Yesterday marked the end of Kamikochi’s 2018 season as the official closing ceremony was held at Kappa Bridge. The biting cold was not enough deter those who came to celebrate the final day of the tourist season in the shadow of the Northern Alps.
As is customary, the Heizanshiki (閉山式) offered prayers in thanks for safe passage through the mountains over the course of the year. The solemn Shinto ritual reminds us of how nature is venerated by Japan’s native religion as well as of Kamikochi’s own religious and spiritual dimension. Shinto regards all nature as divine, but mountains enjoy a special status for being higher and thus closer to the gods.
When the ceremony concluded around midday, there was still time to take in a bit of what the park, now in the grip of early winter, has to offer. The views are as lovely as ever and the absence of snow means the paths can still be traversed.
But the early morning frost confirms that it’s only a matter of time until all of Kamikochi is under a thick blanket of snow, with only monkeys and other wildlife left to prowl the tranquil paths.
It is the way of things. The season starts cold and finishes cold with flourishes of warmth and color in between. It’s all four seasons in miniature, making it the perfect distillation of nature in central Japan.
Visitors will next be able to visit Kamikochi by conventional means (bus or taxi) in April of 2019: the official opening ceremony is held on April 27th every year, but the Kama Tunnel opens a week or so before allowing early access to the still snowy park.
Thanks as always to the bloggers at the National Park guide website, without whose fantastic posts our blog would be a mere shadow of its current self.
And now, it’s time to sign off. To all who made the journey to Kamikochi this year, we offer our thanks and warm wishes for a safe and enjoyable winter. And to the local macaque population, take good care of the place, fellas. We’ll see you again in April.

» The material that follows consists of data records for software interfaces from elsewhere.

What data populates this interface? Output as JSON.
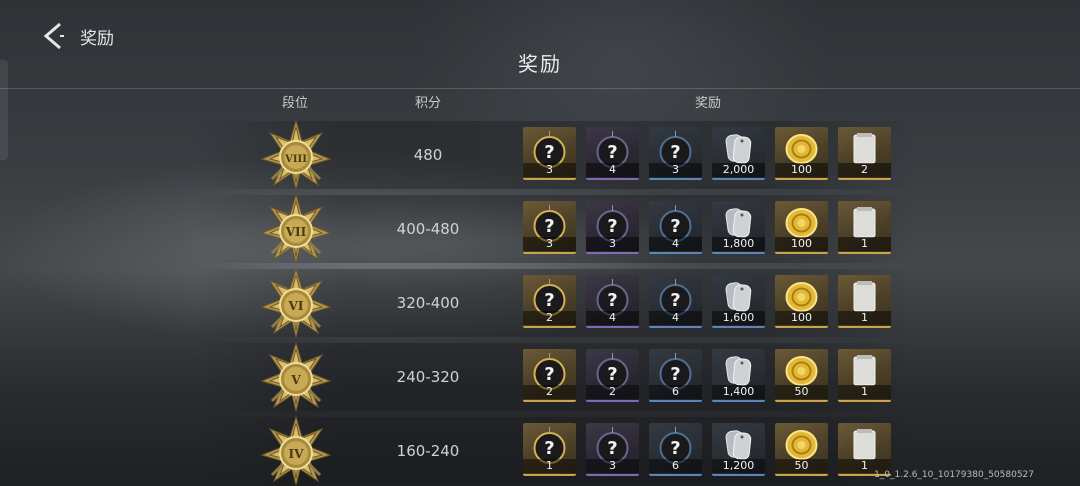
{
  "header": {
    "back_label": "奖励",
    "title": "奖励"
  },
  "columns": {
    "rank": "段位",
    "score": "积分",
    "reward": "奖励"
  },
  "rows": [
    {
      "rank_numeral": "VIII",
      "score": "480",
      "rewards": [
        {
          "kind": "mystery-gold",
          "qty": "3"
        },
        {
          "kind": "mystery-purple",
          "qty": "4"
        },
        {
          "kind": "mystery-blue",
          "qty": "3"
        },
        {
          "kind": "dog-tags",
          "qty": "2,000"
        },
        {
          "kind": "gold-coin",
          "qty": "100"
        },
        {
          "kind": "card",
          "qty": "2"
        }
      ]
    },
    {
      "rank_numeral": "VII",
      "score": "400-480",
      "rewards": [
        {
          "kind": "mystery-gold",
          "qty": "3"
        },
        {
          "kind": "mystery-purple",
          "qty": "3"
        },
        {
          "kind": "mystery-blue",
          "qty": "4"
        },
        {
          "kind": "dog-tags",
          "qty": "1,800"
        },
        {
          "kind": "gold-coin",
          "qty": "100"
        },
        {
          "kind": "card",
          "qty": "1"
        }
      ]
    },
    {
      "rank_numeral": "VI",
      "score": "320-400",
      "rewards": [
        {
          "kind": "mystery-gold",
          "qty": "2"
        },
        {
          "kind": "mystery-purple",
          "qty": "4"
        },
        {
          "kind": "mystery-blue",
          "qty": "4"
        },
        {
          "kind": "dog-tags",
          "qty": "1,600"
        },
        {
          "kind": "gold-coin",
          "qty": "100"
        },
        {
          "kind": "card",
          "qty": "1"
        }
      ]
    },
    {
      "rank_numeral": "V",
      "score": "240-320",
      "rewards": [
        {
          "kind": "mystery-gold",
          "qty": "2"
        },
        {
          "kind": "mystery-purple",
          "qty": "2"
        },
        {
          "kind": "mystery-blue",
          "qty": "6"
        },
        {
          "kind": "dog-tags",
          "qty": "1,400"
        },
        {
          "kind": "gold-coin",
          "qty": "50"
        },
        {
          "kind": "card",
          "qty": "1"
        }
      ]
    },
    {
      "rank_numeral": "IV",
      "score": "160-240",
      "rewards": [
        {
          "kind": "mystery-gold",
          "qty": "1"
        },
        {
          "kind": "mystery-purple",
          "qty": "3"
        },
        {
          "kind": "mystery-blue",
          "qty": "6"
        },
        {
          "kind": "dog-tags",
          "qty": "1,200"
        },
        {
          "kind": "gold-coin",
          "qty": "50"
        },
        {
          "kind": "card",
          "qty": "1"
        }
      ]
    }
  ],
  "version": "1_0_1.2.6_10_10179380_50580527",
  "colors": {
    "gold_accent": "#c9a44a",
    "purple_accent": "#7f6ab8",
    "blue_accent": "#5d86b8",
    "gray_accent": "#8f9296"
  }
}
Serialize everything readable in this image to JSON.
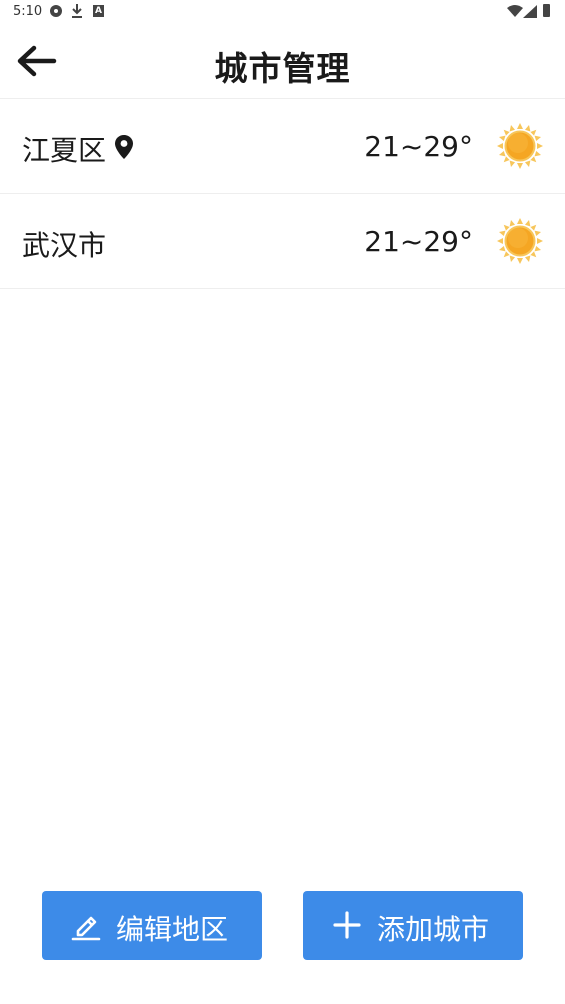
{
  "status_bar": {
    "time": "5:10",
    "download_icon": "download-icon",
    "accessibility_icon": "A"
  },
  "header": {
    "title": "城市管理",
    "back_icon": "arrow-left-icon"
  },
  "cities": [
    {
      "name": "江夏区",
      "temp": "21~29°",
      "is_location": true,
      "weather_icon": "sun-icon"
    },
    {
      "name": "武汉市",
      "temp": "21~29°",
      "is_location": false,
      "weather_icon": "sun-icon"
    }
  ],
  "actions": {
    "edit_label": "编辑地区",
    "add_label": "添加城市"
  },
  "colors": {
    "accent": "#3d8be8",
    "sun": "#f5a623",
    "divider": "#eeeeee"
  }
}
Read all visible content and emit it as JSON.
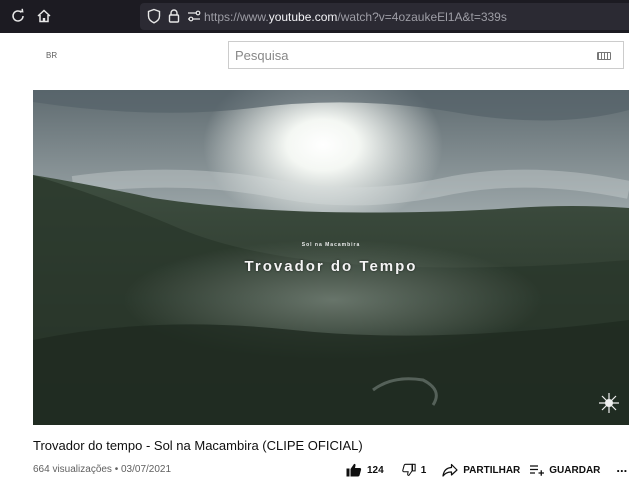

Sources of Information:
National Park Guide Kamikochi blog: https://npg-alps.net/blog/today/22160/